Background to IUNFC’s work – this webpage is under construction.
Planting legumes can increase the nitrogen in the soil as on their roots small nodules form which contain nitrogen-fixing bacteria which are able to ‘fix’ nitrogen from the air into a form (as ammonia) which can be used by plants.
Photo 1 (right) Nodules on pea (Pisum sativa) roots containing nitrogen-fixing bacteria.
The legume pigeon pea is one of the most important crops in drylands in India, but suffers from inconsistent yields and poor nodulation by ineffective rhizobia (the nitrogen-fixing bacteria associated with this plant). Our aim is to improve selection of optimal plant lines and rhizobial inoculants to increase plant growth and grain yield for use in drought-stressed Indian soils.
Photo 2 (above) Pigeon pea (Cajunus cajun) growing in the Alfisols of peninsular India.

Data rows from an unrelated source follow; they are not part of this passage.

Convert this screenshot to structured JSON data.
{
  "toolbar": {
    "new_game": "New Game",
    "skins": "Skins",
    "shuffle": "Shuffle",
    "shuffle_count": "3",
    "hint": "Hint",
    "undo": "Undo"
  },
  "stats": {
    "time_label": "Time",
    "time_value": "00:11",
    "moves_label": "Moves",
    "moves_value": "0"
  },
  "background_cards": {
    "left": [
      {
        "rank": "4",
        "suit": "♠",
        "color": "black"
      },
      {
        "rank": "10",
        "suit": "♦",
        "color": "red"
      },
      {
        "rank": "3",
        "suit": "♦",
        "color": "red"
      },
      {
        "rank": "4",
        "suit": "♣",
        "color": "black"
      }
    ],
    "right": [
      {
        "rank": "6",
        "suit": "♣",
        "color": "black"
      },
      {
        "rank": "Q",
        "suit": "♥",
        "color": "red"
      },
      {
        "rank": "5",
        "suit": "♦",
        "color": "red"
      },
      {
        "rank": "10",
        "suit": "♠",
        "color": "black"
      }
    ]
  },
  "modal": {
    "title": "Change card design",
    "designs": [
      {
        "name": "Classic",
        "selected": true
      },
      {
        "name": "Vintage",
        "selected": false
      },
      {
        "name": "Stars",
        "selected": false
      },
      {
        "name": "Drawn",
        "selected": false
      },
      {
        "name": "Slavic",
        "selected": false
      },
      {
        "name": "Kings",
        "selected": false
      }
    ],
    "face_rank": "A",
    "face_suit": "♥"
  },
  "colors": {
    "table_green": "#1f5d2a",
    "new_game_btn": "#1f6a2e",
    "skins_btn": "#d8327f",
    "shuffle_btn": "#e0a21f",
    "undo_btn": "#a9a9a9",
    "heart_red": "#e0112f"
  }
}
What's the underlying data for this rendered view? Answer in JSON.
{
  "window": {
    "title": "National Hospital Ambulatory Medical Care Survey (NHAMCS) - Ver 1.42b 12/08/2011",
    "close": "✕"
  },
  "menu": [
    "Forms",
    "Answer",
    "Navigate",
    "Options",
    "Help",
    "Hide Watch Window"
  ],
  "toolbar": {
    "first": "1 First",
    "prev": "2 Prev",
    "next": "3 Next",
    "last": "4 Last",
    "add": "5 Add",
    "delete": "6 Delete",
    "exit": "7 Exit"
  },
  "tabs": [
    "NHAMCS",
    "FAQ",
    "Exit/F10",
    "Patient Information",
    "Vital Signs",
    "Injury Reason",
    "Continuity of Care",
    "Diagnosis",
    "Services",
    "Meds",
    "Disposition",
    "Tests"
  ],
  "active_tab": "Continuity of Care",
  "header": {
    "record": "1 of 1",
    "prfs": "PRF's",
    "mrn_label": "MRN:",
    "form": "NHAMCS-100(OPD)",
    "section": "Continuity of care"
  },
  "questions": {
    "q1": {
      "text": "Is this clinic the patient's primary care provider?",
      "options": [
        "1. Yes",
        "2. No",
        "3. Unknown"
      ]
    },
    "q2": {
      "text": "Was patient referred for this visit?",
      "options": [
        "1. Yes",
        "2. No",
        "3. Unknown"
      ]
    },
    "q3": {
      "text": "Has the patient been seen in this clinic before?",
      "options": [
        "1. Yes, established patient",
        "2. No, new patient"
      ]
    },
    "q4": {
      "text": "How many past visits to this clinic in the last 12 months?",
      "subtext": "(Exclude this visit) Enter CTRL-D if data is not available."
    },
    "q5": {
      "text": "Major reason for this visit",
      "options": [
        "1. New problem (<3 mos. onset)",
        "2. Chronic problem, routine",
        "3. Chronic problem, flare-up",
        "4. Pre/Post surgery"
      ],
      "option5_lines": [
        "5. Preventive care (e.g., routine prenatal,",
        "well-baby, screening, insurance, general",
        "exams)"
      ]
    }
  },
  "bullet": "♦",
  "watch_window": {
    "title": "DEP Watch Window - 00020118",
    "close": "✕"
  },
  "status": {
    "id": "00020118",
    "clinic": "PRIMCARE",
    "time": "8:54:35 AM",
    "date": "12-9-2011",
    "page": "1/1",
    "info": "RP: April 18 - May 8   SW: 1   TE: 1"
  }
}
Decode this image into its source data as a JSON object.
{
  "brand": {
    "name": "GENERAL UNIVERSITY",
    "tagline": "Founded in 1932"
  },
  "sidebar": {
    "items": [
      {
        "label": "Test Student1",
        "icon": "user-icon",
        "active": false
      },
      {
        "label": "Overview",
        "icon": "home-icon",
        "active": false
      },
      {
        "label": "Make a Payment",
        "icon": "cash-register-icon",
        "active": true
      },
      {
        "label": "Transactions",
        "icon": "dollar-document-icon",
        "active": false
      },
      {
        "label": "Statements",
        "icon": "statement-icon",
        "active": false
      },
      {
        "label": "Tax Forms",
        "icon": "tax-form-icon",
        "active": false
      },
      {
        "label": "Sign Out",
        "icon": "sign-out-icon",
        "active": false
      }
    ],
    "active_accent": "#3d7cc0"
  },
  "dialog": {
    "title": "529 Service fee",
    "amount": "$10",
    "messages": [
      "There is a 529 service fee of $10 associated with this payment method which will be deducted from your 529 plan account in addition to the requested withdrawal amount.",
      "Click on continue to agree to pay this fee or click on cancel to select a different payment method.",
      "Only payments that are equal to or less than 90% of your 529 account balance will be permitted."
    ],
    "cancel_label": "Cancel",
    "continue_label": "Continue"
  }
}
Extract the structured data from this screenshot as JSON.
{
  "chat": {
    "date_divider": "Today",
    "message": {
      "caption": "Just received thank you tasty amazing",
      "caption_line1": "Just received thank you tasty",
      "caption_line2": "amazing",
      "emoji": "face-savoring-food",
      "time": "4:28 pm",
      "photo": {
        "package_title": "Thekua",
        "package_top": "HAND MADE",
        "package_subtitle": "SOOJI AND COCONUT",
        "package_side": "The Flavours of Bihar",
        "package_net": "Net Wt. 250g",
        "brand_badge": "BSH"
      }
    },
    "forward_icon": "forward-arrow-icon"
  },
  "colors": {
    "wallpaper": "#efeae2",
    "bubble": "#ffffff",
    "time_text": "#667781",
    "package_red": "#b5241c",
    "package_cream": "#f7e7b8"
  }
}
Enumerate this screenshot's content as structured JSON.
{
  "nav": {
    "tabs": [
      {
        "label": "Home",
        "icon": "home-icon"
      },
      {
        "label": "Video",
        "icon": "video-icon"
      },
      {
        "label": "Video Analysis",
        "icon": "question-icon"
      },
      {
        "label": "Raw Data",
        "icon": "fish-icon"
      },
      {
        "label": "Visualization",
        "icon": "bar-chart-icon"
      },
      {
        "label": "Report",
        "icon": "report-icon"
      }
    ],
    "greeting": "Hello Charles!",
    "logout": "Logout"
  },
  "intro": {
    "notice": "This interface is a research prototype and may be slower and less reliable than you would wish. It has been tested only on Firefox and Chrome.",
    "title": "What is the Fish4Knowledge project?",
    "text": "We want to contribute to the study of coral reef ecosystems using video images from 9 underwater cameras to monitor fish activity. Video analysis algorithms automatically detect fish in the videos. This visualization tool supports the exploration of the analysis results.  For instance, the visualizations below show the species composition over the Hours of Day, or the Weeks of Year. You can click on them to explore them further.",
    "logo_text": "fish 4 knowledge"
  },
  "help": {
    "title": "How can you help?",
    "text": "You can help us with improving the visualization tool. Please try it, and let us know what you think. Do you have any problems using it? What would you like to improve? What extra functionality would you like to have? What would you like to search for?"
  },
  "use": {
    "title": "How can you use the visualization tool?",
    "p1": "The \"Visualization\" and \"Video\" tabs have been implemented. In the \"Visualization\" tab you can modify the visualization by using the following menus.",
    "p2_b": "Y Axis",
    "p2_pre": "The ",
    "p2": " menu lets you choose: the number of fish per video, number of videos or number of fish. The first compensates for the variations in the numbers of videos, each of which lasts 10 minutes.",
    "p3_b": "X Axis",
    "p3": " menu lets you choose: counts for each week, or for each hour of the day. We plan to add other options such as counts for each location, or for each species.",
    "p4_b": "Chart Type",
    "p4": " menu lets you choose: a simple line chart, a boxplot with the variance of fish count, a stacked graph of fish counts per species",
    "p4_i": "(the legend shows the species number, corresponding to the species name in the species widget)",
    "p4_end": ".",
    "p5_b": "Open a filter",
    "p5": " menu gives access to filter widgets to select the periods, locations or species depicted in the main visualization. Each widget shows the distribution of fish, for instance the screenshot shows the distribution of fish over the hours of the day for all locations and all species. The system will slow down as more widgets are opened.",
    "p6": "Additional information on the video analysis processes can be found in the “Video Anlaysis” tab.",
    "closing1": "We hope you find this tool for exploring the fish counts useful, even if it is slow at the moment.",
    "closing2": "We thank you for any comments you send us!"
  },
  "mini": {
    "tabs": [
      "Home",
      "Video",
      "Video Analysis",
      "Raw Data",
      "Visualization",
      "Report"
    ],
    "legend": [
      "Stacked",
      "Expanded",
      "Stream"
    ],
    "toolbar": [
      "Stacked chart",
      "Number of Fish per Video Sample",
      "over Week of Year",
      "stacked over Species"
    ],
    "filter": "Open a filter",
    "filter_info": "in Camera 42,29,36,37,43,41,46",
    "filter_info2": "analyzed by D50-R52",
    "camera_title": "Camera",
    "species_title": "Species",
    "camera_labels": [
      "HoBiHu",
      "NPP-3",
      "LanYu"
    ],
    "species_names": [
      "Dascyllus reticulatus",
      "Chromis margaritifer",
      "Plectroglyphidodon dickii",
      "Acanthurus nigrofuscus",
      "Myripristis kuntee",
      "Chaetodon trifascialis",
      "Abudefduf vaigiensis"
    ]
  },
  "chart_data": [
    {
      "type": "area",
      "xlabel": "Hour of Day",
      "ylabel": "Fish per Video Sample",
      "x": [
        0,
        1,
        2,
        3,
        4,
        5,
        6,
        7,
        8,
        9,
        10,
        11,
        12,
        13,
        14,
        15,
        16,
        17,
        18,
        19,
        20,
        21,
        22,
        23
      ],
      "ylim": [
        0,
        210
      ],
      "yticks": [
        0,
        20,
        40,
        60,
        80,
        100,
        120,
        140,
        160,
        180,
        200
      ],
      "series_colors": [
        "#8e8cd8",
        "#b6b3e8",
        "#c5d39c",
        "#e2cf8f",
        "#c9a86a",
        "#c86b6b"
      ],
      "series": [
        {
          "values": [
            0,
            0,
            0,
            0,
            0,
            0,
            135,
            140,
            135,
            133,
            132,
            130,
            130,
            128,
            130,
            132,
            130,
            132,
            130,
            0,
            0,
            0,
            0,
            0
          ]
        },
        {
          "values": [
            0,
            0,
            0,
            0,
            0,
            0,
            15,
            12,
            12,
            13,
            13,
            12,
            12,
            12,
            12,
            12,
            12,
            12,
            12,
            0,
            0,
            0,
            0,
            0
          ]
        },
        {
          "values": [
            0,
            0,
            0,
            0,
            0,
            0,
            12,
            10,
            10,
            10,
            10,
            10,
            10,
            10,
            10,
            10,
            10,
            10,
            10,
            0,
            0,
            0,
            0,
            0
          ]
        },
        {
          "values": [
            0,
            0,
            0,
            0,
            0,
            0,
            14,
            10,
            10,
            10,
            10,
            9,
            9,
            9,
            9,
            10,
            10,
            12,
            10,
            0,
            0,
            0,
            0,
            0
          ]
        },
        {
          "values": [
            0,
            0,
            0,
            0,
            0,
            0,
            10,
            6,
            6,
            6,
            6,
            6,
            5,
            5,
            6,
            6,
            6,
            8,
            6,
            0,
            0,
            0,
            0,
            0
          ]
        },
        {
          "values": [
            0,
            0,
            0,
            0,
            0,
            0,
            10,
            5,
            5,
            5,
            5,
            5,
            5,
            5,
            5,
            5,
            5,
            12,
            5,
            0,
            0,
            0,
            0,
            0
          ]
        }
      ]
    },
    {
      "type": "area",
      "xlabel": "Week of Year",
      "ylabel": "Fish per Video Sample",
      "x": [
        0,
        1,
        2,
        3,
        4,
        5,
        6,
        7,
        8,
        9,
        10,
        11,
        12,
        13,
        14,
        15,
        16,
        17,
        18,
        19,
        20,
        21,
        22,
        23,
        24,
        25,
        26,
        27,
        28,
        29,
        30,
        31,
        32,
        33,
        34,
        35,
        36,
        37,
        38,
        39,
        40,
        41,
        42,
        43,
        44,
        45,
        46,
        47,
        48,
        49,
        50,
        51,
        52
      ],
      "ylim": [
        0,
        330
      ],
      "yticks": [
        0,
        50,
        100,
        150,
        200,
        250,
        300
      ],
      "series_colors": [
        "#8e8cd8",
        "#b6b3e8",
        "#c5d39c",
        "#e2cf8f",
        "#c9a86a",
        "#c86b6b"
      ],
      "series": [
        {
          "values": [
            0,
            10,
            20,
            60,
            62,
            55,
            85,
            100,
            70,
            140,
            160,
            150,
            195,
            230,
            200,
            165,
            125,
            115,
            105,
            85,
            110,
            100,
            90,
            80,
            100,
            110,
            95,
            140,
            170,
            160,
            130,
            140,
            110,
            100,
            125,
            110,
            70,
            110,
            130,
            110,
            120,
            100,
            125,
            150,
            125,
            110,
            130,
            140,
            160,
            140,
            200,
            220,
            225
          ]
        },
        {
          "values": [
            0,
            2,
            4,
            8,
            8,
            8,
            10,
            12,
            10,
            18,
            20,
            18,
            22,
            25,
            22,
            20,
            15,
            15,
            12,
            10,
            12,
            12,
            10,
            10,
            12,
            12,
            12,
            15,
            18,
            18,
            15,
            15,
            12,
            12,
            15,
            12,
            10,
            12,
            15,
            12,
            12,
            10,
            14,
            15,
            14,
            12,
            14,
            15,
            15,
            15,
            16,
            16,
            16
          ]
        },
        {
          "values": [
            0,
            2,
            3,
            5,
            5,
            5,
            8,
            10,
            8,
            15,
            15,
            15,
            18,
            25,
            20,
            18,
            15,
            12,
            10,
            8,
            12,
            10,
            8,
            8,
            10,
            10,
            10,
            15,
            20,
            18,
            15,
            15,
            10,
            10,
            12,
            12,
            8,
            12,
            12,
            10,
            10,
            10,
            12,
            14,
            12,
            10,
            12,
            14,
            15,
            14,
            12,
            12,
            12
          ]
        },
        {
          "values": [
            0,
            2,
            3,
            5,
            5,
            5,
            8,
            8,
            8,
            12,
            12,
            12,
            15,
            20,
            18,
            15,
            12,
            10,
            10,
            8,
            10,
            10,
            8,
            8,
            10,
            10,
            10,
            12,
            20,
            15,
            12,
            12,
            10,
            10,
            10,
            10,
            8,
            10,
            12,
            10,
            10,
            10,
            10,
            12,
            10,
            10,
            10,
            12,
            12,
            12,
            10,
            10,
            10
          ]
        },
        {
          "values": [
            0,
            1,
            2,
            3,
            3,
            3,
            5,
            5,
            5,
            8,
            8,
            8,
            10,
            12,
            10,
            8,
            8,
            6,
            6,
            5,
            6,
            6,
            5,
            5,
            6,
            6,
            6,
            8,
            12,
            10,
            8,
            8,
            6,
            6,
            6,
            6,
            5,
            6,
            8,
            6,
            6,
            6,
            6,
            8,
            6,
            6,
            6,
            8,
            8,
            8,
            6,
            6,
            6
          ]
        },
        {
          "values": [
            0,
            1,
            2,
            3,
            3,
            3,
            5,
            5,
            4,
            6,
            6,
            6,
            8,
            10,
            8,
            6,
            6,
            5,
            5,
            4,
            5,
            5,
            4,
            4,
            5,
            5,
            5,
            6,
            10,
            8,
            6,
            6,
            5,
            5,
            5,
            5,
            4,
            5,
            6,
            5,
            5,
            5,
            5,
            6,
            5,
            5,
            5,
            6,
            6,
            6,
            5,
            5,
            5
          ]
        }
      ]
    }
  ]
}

Quantification of how much nitrogen is derived from nitrogen fixation versus uptake of soil nitrogen is a key to establishing the success of biological nitrogen fixation (BNF). This needs to be carefully quantified in arid regions for rain-fed pigeon pea. Measurements of the contribution of native and of inoculated competitive rhizobial strains, as well as selection of superior rhizobial strains, will enable the inoculant industry to deploy these strains and thus translate to sustainable increases in yield.
Photo 3 (above) Farmer and her pigeon pea crop.
IUNFC’s scientific goal 1
Identify pigeon pea with superior grain yield performance and match them with effective nitrogen-fixing rhizobia to enhance crop production.
Photo 4 (left) Farmers growing pigeon peas.
Phosphate solubilising microorganisms (PSMs) are known to facilitate legume-rhizobial nodulation, and co-inoculation of crops with Rhizobium and PSM has additive effects on plant growth and crop yield . Therefore, to optimise nitrogen fixation we propose to incorporate phosphate solubilising enzymes into rhizobia and pseudomonads using synthetic biology to place them under the control of phosphate-sensitive and rhizosphere-specific switches.
Photo 5 (right) Pigeon pea roots from laboratory-grown plants.
Rice and legumes (as green manures) have been grown in rotation in India for hundreds of years. It has been found that significant numbers of rhizobia will infect both a legume to elicit root nodules and infect rice as an endophyte. These bacteria represent excellent models to understand the similarities and differences in the infection of legumes and cereals by rhizobia. They also have enormous importance in our goal to transfer significant diazotrophic nitrogen fixation to cereals.
Photo 6 (above) Pigeon peas growing next to rice.
IUNFC’s scientific goal 3
To study how rhizobial diazotrophs infect cereals. This has the additional long-term goal aimed at improving nitrogen levels delivered to cereals without detrimental effects on the environment.
Photo credits: Feature: Burkholderia in nodules showing polyhyroxybutyrate (PHB) granules (white blobs) and immunogold-labelled NifH (black spots). Euan James, James Hutton Institute.
Images in text: Isabel Webb, University of Oxford; Anirban Basu, University of Hyderabad, Chalasani Danteswari, University of Hyderabad, Beatriz Jorrin, University of Oxford.